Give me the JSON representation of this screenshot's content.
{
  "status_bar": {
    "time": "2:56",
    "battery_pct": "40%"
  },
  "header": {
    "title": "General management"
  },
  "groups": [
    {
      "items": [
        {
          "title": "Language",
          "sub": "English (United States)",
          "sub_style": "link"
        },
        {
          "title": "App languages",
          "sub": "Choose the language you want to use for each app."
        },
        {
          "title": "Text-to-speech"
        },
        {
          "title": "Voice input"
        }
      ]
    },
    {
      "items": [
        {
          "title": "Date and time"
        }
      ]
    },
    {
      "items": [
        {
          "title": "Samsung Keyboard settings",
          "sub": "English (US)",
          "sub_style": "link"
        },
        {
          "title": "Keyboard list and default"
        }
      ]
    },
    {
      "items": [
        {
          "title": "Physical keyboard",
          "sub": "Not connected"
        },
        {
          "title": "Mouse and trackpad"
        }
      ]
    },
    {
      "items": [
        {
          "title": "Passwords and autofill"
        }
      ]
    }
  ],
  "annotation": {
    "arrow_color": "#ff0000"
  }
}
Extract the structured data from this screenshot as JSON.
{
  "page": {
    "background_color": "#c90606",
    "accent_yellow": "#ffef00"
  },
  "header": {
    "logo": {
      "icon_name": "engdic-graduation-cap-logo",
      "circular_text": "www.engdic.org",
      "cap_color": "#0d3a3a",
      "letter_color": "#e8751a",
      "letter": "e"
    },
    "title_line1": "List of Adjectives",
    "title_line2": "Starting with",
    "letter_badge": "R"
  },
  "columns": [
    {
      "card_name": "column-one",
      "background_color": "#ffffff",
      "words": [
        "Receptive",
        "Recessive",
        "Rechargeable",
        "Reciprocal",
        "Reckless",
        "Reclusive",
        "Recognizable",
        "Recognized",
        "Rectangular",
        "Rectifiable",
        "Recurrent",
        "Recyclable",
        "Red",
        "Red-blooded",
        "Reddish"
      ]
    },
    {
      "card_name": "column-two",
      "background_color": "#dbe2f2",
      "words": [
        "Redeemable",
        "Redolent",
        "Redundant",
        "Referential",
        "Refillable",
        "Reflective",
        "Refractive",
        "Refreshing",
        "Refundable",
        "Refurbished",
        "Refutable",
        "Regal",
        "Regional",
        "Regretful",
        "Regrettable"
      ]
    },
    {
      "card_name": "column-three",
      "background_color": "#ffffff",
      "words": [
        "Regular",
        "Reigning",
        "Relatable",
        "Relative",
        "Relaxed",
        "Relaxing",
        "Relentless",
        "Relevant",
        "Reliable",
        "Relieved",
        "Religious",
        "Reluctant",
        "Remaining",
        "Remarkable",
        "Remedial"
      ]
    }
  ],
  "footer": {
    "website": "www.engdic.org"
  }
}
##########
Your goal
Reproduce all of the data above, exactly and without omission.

Answer to this task
Give me the JSON representation of this screenshot's content.
{
  "status_bar": {
    "time": "2:56",
    "battery_pct": "40%"
  },
  "header": {
    "title": "General management"
  },
  "groups": [
    {
      "items": [
        {
          "title": "Language",
          "sub": "English (United States)",
          "sub_style": "link"
        },
        {
          "title": "App languages",
          "sub": "Choose the language you want to use for each app."
        },
        {
          "title": "Text-to-speech"
        },
        {
          "title": "Voice input"
        }
      ]
    },
    {
      "items": [
        {
          "title": "Date and time"
        }
      ]
    },
    {
      "items": [
        {
          "title": "Samsung Keyboard settings",
          "sub": "English (US)",
          "sub_style": "link"
        },
        {
          "title": "Keyboard list and default"
        }
      ]
    },
    {
      "items": [
        {
          "title": "Physical keyboard",
          "sub": "Not connected"
        },
        {
          "title": "Mouse and trackpad"
        }
      ]
    },
    {
      "items": [
        {
          "title": "Passwords and autofill"
        }
      ]
    }
  ],
  "annotation": {
    "arrow_color": "#ff0000"
  }
}
Extract the structured data from this screenshot as JSON.
{
  "page": {
    "background_color": "#c90606",
    "accent_yellow": "#ffef00"
  },
  "header": {
    "logo": {
      "icon_name": "engdic-graduation-cap-logo",
      "circular_text": "www.engdic.org",
      "cap_color": "#0d3a3a",
      "letter_color": "#e8751a",
      "letter": "e"
    },
    "title_line1": "List of Adjectives",
    "title_line2": "Starting with",
    "letter_badge": "R"
  },
  "columns": [
    {
      "card_name": "column-one",
      "background_color": "#ffffff",
      "words": [
        "Receptive",
        "Recessive",
        "Rechargeable",
        "Reciprocal",
        "Reckless",
        "Reclusive",
        "Recognizable",
        "Recognized",
        "Rectangular",
        "Rectifiable",
        "Recurrent",
        "Recyclable",
        "Red",
        "Red-blooded",
        "Reddish"
      ]
    },
    {
      "card_name": "column-two",
      "background_color": "#dbe2f2",
      "words": [
        "Redeemable",
        "Redolent",
        "Redundant",
        "Referential",
        "Refillable",
        "Reflective",
        "Refractive",
        "Refreshing",
        "Refundable",
        "Refurbished",
        "Refutable",
        "Regal",
        "Regional",
        "Regretful",
        "Regrettable"
      ]
    },
    {
      "card_name": "column-three",
      "background_color": "#ffffff",
      "words": [
        "Regular",
        "Reigning",
        "Relatable",
        "Relative",
        "Relaxed",
        "Relaxing",
        "Relentless",
        "Relevant",
        "Reliable",
        "Relieved",
        "Religious",
        "Reluctant",
        "Remaining",
        "Remarkable",
        "Remedial"
      ]
    }
  ],
  "footer": {
    "website": "www.engdic.org"
  }
}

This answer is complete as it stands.